I was at the Etihad at the weekend to see Manchester City in person for the first time this season. As I looked over the starting line-up prior to kick-off I was excited by the prospect of witnessing the attacking players in the home side. I was pleasantly surprised by the player who caught my eye during the game though. John Stones was my man of the match in what, for me, was an exceptional performance by the Englishman.
When you are actually at a match you see things differently to watching on television. I’ve viewed the majority of City’s games this season on TV. The array of attacking talent in Pep Guardiola’s side have, quite rightly, grabbed my attention. When looking on from the stands at the weekend though, it was the performance of Stones which stood out.
The last time I saw Stones in person was last seasons 5-3 classic in the Champions League against Monaco. That night Stones looked, to my untrained eye, to be a bit nervy and uncomfortable. Despite scoring on the night Stones was culpable for Radamel Falcao’s stunning second goal, Monaco’s third. Ponderous and almost unsure of himself on the ball at times, Stones looked a long way off the top centre back City hoped he would be. The difference between the player I saw that night and the version I saw against Burnley at the weekend, was notable.
John Stones was imperious throughout the 90 minutes against Burnley.

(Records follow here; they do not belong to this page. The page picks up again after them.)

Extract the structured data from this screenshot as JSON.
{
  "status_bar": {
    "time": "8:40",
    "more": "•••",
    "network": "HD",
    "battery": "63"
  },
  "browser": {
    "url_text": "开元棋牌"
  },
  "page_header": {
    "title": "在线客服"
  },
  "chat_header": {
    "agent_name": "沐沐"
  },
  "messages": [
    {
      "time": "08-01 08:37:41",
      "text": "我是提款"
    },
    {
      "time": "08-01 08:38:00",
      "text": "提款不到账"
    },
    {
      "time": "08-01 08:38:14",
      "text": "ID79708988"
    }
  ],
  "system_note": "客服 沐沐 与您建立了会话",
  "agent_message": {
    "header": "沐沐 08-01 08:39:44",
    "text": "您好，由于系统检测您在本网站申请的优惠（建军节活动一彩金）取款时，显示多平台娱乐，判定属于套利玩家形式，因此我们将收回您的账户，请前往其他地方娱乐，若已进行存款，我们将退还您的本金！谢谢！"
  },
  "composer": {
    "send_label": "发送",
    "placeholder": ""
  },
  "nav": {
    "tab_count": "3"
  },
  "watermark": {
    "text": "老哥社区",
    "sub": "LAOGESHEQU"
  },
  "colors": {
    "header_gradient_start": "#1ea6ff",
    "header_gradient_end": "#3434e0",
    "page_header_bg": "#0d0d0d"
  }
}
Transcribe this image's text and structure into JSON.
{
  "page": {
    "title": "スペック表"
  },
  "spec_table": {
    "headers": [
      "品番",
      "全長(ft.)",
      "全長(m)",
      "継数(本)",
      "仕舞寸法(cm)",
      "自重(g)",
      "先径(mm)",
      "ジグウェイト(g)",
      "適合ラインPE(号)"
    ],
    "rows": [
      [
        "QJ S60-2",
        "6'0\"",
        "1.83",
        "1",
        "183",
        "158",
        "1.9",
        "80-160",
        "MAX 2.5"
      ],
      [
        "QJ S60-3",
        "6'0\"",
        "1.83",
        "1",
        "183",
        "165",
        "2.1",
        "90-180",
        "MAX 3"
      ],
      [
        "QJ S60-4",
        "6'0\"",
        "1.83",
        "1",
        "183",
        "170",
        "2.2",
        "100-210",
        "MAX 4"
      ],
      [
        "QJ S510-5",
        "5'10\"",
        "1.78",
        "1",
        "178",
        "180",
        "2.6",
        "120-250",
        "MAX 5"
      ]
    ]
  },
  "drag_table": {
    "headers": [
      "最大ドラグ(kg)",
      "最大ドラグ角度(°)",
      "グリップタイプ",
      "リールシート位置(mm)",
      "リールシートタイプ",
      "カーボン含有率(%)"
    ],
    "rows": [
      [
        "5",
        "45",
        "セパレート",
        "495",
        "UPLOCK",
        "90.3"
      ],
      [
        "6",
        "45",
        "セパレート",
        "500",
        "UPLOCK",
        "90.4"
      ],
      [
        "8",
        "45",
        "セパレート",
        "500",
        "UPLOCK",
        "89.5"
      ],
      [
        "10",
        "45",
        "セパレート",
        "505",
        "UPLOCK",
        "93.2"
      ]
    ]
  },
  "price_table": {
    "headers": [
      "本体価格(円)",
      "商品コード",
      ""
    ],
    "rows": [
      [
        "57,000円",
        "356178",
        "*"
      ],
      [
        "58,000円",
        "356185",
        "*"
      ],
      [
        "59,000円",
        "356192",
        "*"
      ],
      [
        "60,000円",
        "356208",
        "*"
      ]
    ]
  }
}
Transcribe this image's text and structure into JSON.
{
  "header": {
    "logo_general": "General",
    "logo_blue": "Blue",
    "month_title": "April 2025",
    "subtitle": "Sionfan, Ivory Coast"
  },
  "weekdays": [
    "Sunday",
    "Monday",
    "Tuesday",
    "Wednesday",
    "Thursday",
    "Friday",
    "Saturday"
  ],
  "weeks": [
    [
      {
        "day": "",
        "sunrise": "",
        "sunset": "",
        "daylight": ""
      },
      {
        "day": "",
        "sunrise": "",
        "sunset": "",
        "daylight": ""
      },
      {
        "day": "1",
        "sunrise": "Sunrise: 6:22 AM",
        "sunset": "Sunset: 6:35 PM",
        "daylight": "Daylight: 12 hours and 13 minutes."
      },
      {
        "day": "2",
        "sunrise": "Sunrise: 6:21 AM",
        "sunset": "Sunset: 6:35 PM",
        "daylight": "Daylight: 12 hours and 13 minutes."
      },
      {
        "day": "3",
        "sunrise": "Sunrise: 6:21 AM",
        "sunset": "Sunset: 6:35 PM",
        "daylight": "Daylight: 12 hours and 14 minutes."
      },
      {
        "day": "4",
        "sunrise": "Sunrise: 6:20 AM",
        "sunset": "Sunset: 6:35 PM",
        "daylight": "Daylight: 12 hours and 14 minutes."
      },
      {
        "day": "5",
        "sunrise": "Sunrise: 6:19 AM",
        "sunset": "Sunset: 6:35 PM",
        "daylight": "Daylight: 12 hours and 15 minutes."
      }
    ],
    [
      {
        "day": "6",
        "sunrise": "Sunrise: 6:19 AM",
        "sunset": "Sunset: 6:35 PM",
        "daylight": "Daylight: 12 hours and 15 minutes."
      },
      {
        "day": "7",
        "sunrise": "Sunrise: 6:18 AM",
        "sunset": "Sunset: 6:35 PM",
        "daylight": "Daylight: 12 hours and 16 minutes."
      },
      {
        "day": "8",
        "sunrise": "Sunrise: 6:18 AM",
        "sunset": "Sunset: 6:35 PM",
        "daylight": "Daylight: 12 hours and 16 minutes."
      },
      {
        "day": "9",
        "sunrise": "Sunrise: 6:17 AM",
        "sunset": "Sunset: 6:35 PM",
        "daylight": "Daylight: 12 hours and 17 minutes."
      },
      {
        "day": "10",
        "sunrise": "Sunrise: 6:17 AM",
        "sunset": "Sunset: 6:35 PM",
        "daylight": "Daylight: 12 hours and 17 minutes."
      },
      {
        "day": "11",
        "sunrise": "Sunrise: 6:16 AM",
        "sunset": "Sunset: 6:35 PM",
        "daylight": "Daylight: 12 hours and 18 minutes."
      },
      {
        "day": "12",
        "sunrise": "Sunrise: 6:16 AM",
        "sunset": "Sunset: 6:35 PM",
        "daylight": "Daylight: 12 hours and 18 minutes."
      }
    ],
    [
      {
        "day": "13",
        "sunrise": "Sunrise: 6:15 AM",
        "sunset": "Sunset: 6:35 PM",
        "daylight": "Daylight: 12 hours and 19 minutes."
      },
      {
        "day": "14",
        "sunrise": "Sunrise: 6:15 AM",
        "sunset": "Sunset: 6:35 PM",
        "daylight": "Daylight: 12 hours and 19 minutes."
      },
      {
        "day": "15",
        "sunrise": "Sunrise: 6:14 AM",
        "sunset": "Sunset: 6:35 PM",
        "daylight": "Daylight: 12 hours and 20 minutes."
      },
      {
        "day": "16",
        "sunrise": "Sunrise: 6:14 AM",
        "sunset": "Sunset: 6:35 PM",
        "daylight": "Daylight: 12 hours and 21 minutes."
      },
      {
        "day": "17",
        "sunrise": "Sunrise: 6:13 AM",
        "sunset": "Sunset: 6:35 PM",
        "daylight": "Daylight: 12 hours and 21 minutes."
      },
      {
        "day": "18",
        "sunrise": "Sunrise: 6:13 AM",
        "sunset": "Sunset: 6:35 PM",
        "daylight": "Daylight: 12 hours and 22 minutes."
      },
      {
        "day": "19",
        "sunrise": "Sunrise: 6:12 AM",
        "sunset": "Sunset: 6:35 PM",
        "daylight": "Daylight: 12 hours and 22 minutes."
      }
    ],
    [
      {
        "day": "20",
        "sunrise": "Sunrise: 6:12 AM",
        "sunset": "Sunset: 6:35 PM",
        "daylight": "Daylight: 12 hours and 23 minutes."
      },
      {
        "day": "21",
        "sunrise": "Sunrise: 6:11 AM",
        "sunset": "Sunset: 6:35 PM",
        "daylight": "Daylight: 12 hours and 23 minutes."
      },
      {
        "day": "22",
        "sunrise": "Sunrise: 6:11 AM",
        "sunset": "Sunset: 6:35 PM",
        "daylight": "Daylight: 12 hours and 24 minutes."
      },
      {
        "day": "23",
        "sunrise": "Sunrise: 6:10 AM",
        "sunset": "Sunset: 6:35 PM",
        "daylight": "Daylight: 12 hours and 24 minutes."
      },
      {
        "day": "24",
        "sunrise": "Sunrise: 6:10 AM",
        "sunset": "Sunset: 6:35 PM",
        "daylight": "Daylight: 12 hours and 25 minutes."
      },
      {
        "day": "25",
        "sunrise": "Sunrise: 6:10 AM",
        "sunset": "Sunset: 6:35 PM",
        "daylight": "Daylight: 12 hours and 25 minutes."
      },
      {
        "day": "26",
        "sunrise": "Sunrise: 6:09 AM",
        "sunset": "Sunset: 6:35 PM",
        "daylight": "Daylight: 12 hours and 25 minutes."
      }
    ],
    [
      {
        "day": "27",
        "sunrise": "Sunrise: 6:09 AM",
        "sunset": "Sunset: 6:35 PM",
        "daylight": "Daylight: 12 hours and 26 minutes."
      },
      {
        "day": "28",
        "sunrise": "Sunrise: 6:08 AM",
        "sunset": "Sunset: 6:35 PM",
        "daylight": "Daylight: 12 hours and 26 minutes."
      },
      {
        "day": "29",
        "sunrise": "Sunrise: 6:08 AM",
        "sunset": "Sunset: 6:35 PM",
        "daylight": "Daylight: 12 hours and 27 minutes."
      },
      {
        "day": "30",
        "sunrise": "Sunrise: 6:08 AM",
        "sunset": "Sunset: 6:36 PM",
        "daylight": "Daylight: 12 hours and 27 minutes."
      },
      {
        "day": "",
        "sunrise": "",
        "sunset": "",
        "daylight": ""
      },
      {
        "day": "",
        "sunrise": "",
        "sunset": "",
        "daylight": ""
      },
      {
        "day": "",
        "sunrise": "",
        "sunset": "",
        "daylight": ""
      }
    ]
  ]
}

He went about his defensive work in a composed and controlled manner. It was his contribution when his side had the ball that really stood out. His possession play and passing were exemplary. He continually broke Burnley’s defensive lines with incisive forward passing. It seemed for a while that almost every City attack began at the feet of the England international.
The centre back’s stats backed up his impressive performance. Over 100 passes made in the game with a success rate of 94%. With all due respect to Burnley’s Chris Wood and Ashley Barnes, Stones will face tougher opponents as the season goes on. It’s clear though, as with all the City players just now, the number 5’s confidence is sky high.
He still has his critics though. There will, as always, be those who claim Stones transfer fee outweighs his ability. Manchester United signed Rio Ferdinand for over £30 million, fifteen years ago. There wasn’t many calling Rio over-priced at the end of his career. Stylistically, Ferdinand is probably the closest comparison in terms of English centre backs. Rio was a more ball-playing defender than many of his contemporaries. In my opinion, Stones has the potential to be even better than his England predecessor. Under the tutelage of Pep Guardiola, John Stones is in the best place to develop and improve and he’s doing exactly that.
In a team of headline makers, on top of their game, John Stones is emerging as a vital component in the side. Not just defensively, in terms of stopping opponents, but in embracing his managers ‘total footballing’ ethos. The continued brilliance of Kevin DeBruyne and scoring exploits of Aguero and Jesus are at the forefront of City's challenge. Not to mention the Silva's, Sane, Sterling and Walker who've all had deserved praise. In fact, it's almost impossible to leave any City player out at this point, such has been their high level of performance. It was a pleasure to watch Stones, in particular, at the weekend against Burnley. It was a performance beyond his years in terms of it's assuredness. The most promising thing for both Manchester City and England is, that at just 23-years-old, John Stones is getting better and better.